« Reply #8 on: November 12, 2013, 03:13:16 PM »
So, everything I write quoted is translated in ASCII.
While in memory there are just bytes, it's being displayed in gdb as instructions because I'm disassembling x/i, so gdb tries to (and not nasm actually did) convert those ascii bytes interpreting what they could mean (I suppose gdb has an array of symbols to read from to map opcodes it displays disassembling programs).
It's a coincidence that those single characters are all equivalent to unary operations


Quote
50-> PUSH eax   ;P
52-> PUSH edx   ;R
4F-> DEC eDI   ;O
56-> PUSH eSI   ;V
61-> POPA   ;a
57-> PUSH edi   ;w

otherwise I'd have found incomplete binary opcodes (or complete since gdb may pick up more bytes to make a sensed interpretation?).
DD is a directive as it stores what I tell it to store as it is. There's no conversion in opcode because it's not an operation. For the operations, nasm processes them and converts them in their relative hex values.
I bet that the loader understands what is instruction and what operand (since the hex values combos may coincide or overlap) because a protocol of conversion/fetching is followed.

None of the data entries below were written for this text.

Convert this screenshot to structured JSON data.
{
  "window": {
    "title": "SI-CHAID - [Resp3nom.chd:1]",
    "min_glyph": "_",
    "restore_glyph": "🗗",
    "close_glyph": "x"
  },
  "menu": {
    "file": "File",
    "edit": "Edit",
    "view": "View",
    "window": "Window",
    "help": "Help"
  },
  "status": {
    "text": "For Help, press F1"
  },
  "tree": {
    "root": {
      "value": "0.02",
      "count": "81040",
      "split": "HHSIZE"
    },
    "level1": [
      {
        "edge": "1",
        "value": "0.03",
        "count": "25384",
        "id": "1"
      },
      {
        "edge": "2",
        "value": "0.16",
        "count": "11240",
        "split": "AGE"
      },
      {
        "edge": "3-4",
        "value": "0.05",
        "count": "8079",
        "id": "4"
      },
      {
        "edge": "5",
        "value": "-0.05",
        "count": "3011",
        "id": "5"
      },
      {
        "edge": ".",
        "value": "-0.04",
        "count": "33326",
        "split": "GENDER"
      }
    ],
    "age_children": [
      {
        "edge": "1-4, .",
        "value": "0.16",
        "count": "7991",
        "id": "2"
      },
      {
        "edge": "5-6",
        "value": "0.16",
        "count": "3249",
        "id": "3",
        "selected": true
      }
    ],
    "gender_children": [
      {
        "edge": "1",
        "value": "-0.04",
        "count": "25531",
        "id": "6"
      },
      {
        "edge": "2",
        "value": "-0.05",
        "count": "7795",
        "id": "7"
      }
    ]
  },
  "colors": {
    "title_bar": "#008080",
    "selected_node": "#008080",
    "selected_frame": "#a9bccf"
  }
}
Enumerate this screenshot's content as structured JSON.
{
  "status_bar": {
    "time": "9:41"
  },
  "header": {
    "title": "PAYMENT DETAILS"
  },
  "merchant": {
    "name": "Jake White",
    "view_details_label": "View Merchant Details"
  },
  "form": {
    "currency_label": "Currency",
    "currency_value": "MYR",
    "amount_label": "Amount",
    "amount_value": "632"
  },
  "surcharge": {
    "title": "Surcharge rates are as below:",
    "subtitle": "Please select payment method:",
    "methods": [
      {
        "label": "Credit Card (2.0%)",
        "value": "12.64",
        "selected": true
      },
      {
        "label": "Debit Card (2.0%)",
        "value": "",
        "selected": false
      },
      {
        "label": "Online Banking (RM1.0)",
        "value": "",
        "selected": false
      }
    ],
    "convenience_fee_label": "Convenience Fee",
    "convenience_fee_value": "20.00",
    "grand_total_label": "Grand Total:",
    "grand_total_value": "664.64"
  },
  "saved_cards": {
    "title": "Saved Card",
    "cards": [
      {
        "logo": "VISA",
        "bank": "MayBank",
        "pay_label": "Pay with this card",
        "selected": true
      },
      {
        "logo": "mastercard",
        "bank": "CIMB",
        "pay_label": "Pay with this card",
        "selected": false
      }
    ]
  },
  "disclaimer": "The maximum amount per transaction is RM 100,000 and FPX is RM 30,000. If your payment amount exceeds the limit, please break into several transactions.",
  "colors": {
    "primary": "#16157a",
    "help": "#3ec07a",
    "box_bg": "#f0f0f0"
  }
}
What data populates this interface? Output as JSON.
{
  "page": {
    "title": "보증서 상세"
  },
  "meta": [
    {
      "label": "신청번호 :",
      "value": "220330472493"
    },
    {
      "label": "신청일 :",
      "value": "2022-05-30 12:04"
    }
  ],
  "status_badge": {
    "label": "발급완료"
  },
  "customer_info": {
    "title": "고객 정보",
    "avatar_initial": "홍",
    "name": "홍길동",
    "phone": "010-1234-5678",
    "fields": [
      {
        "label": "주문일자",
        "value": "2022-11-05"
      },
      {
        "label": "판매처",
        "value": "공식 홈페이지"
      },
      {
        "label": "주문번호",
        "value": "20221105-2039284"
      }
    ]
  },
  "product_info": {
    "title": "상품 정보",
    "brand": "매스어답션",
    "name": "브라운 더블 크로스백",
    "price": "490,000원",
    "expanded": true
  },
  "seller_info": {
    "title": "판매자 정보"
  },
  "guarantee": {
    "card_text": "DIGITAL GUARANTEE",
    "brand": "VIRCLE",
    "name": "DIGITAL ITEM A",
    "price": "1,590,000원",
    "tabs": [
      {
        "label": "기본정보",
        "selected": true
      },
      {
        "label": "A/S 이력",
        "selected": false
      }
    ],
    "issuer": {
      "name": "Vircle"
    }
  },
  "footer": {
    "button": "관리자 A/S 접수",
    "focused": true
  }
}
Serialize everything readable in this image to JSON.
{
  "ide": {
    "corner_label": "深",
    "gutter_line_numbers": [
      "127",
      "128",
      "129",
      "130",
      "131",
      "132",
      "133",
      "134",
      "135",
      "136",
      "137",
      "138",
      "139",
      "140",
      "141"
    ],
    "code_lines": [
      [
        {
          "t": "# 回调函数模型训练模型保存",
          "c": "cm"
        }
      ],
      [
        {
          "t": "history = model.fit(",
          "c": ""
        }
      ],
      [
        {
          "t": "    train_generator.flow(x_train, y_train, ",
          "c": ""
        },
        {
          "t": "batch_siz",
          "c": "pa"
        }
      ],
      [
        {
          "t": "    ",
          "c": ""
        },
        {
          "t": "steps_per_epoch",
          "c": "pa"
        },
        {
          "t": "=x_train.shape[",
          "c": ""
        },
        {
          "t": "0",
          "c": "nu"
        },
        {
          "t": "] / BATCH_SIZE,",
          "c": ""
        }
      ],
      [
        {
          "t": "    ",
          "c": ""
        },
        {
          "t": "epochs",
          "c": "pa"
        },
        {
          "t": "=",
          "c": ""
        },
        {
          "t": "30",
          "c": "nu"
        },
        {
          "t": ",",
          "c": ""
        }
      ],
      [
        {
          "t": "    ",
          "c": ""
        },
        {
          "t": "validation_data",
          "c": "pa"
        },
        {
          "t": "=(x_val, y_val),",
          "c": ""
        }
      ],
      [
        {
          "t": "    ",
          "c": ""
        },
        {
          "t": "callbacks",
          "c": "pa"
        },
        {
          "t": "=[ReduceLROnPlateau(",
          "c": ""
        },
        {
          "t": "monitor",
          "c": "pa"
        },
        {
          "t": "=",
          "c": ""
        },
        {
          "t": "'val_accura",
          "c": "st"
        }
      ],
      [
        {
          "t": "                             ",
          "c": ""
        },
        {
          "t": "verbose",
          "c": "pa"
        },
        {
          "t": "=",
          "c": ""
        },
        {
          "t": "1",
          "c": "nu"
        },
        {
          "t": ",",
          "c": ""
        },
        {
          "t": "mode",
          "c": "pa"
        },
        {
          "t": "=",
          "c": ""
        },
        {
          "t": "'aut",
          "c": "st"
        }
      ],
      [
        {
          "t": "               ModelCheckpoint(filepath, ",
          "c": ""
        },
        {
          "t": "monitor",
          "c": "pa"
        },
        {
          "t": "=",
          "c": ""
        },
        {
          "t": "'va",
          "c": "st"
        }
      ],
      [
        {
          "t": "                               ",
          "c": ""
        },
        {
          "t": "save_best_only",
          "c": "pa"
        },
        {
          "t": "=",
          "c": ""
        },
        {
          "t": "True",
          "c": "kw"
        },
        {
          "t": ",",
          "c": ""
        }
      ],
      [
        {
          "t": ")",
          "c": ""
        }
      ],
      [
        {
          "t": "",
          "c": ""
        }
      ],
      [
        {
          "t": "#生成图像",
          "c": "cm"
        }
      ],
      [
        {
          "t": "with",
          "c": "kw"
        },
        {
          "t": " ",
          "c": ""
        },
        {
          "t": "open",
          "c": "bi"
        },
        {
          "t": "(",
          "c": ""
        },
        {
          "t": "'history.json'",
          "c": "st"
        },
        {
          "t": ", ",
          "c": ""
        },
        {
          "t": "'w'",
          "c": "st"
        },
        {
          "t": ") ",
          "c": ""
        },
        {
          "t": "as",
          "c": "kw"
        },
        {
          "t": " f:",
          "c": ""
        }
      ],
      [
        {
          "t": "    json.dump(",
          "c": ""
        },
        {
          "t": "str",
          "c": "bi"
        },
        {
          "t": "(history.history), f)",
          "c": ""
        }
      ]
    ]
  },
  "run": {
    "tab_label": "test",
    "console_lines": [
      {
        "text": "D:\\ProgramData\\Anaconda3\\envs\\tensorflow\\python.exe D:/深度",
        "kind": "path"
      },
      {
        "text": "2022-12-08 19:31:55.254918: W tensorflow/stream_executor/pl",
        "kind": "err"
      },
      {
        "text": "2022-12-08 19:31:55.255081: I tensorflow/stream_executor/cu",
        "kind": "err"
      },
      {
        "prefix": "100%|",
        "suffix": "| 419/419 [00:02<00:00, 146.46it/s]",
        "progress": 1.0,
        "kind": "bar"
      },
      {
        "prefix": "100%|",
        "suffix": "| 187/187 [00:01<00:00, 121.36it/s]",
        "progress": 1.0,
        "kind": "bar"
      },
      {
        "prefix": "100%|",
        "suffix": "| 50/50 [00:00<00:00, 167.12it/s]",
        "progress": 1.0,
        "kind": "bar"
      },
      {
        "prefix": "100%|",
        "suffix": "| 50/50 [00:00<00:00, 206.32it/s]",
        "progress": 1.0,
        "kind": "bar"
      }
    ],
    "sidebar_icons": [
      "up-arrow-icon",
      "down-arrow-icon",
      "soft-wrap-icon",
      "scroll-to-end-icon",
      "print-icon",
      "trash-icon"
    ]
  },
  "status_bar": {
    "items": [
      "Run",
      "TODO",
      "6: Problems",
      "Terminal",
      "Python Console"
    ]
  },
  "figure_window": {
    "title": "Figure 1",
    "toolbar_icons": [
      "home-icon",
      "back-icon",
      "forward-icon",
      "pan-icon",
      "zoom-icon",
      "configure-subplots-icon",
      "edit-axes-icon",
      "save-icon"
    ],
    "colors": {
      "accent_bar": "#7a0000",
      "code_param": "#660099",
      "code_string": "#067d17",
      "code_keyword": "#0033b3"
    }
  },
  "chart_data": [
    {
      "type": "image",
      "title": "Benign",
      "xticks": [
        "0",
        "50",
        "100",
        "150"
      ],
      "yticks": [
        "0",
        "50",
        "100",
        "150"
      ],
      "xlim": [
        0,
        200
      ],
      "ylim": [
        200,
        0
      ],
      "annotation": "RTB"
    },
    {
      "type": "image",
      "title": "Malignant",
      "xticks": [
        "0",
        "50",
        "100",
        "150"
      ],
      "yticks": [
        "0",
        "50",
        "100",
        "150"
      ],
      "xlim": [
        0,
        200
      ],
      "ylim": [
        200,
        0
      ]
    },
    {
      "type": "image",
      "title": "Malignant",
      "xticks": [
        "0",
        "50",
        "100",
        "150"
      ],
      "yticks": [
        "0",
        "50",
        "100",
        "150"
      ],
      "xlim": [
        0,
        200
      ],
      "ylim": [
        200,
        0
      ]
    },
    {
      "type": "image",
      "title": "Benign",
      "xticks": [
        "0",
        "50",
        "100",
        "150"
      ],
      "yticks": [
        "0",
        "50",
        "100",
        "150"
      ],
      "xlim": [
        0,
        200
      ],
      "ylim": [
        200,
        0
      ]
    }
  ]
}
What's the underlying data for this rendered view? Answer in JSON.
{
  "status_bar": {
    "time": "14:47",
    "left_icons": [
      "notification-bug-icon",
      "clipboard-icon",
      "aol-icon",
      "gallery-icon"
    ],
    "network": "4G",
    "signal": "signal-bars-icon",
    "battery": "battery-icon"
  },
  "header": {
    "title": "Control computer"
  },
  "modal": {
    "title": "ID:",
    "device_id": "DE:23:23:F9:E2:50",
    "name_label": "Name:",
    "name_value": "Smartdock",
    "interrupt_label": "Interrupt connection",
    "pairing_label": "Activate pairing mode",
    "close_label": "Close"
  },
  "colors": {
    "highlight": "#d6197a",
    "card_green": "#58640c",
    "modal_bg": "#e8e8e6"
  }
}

You've been very precious and kind, I thank you all very much for your explanations.
Neuro
« Last Edit: November 12, 2013, 03:22:02 PM by neurophobos »